What should have been a quiet start to a busy trading week turned out to be a volatile one, says Kathy Lien of BKForex.com.

Over the weekend, there were worries about an imminent Russia attack on Ukraine but at the start of the NY session, Russia’s top diplomat Lavrov urged President Putin to continue diplomatic talks to which he replied, “good.” This seemingly simple affirmation sent equities and currencies soaring, but the gains disappeared quickly.

EUR/USD (EUR/USD) jumped as high as 1.1342 and ended the day below 1.1300. The Russia-Ukraine crisis remains a delicate situation that could go awry at any point. What we’ve learned today is that investors will respond positively to a deal but once this geopolitical risk eases, the focus returns to the impact of rising interest rates on the global recovery. Investors are also skeptical about the possibility of an agreement—the risk of conflicts remains very high—hence the reversal in equities.
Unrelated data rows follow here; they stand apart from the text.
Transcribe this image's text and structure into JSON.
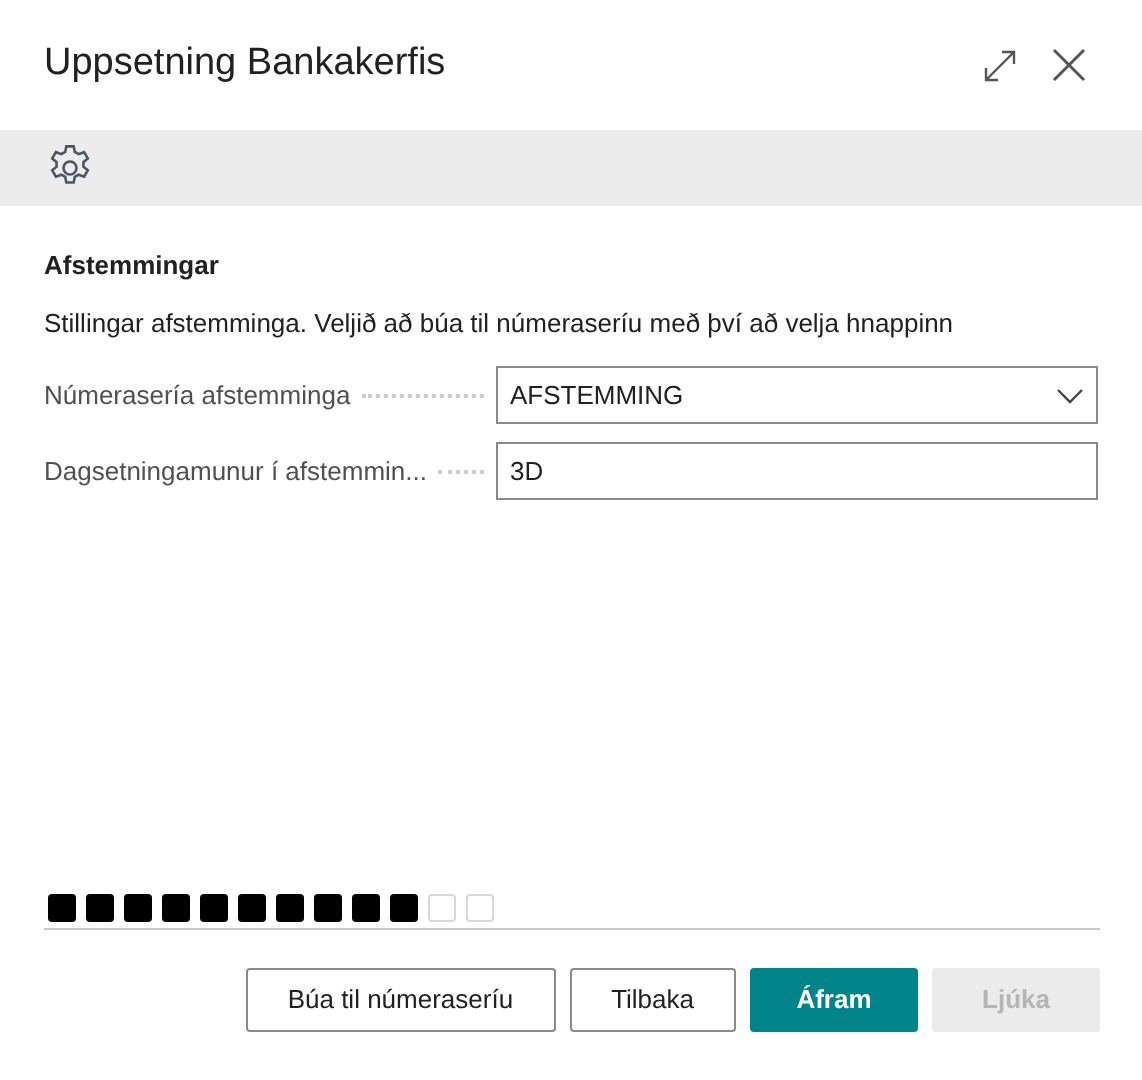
{
  "window": {
    "title": "Uppsetning Bankakerfis"
  },
  "section": {
    "title": "Afstemmingar",
    "description": "Stillingar afstemminga. Veljið að búa til númeraseríu með því að velja hnappinn"
  },
  "fields": [
    {
      "kind": "dropdown",
      "label": "Númerasería afstemminga",
      "value": "AFSTEMMING"
    },
    {
      "kind": "text",
      "label": "Dagsetningamunur í afstemmin...",
      "value": "3D"
    }
  ],
  "steps": [
    {
      "done": true
    },
    {
      "done": true
    },
    {
      "done": true
    },
    {
      "done": true
    },
    {
      "done": true
    },
    {
      "done": true
    },
    {
      "done": true
    },
    {
      "done": true
    },
    {
      "done": true
    },
    {
      "done": true
    },
    {
      "done": false
    },
    {
      "done": false
    }
  ],
  "buttons": [
    {
      "label": "Búa til númeraseríu",
      "kind": "secondary"
    },
    {
      "label": "Tilbaka",
      "kind": "secondary"
    },
    {
      "label": "Áfram",
      "kind": "primary"
    },
    {
      "label": "Ljúka",
      "kind": "disabled"
    }
  ]
}
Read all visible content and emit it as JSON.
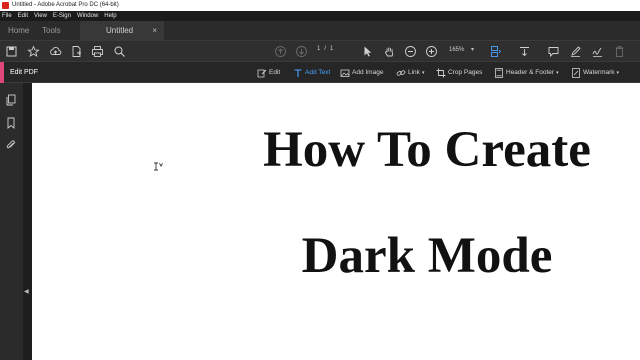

This is supposed to be a week focused on data that would shed light on how the US and global economy has been faring since the beginning of the year. Retail sales, manufacturing and housing market reports are on the US calendar along with the German ZEW survey, Australian jobs report, UK jobs, inflation, and retail sales numbers. For the most part, the appetite for US dollars remains strong with ten-year Treasury yields ending the day at its highest level since January 2020. High gas prices and a rebound in auto sales is expected to lift consumer demand, while the tone of the FOMC minutes will almost surely be hawkish. The relentless rise in commodity prices has some banks like Goldman Sachs calling for a whopping seven rate hikes from the Fed this year. This forecast may be ambitious, but expectations like these are positive for the greenback.

We are also looking for the Canadian dollar to outperform this week. Canadian inflation and consumer spending numbers are in focus and the IVEY PMI report showed a sharp rise in price pressures last month. The Bank of Canada is widely expected to raise interest rates alongside the Fed in March.

The underperformance of sterling on the other hand is puzzling. UK data should be good—according to the PMIs, there’s still labor shortages and like the rest of the world, inflation is trending higher. Sterling is trending lower primarily on demand for US dollars and risk aversion. Euro also extended its slide versus the greenback as US yields pressed higher into the NY close. Revisions to Q4 Eurozone GDP and the German ZEW survey are scheduled for release tomorrow. Although Omicron fears eased, the ECB’s less dovish turn could spook investors.

The worst performing currency today was the New Zealand dollar. The triple blow of risk aversion, US dollar strength, and weaker New Zealand data sent NZD/USD (NZD/USD) tumbling for the third day in a row. Service sector activity contracted at a faster pace for the sixth straight month in January. This follows a slowdown in manufacturing activity. The Reserve Bank of New Zealand may be one of the most hawkish central banks, but NZD is also one of the currencies most sensitive to risk appetite. The Australian dollar traded lower, but its losses were moderate compared to the drop in NZD. We expect softer Australian labor market numbers this week, but tonight’s RBA minutes may be less hawkish so keep an eye on A$.

To learn more about Kathy Lien visit BKForex.com.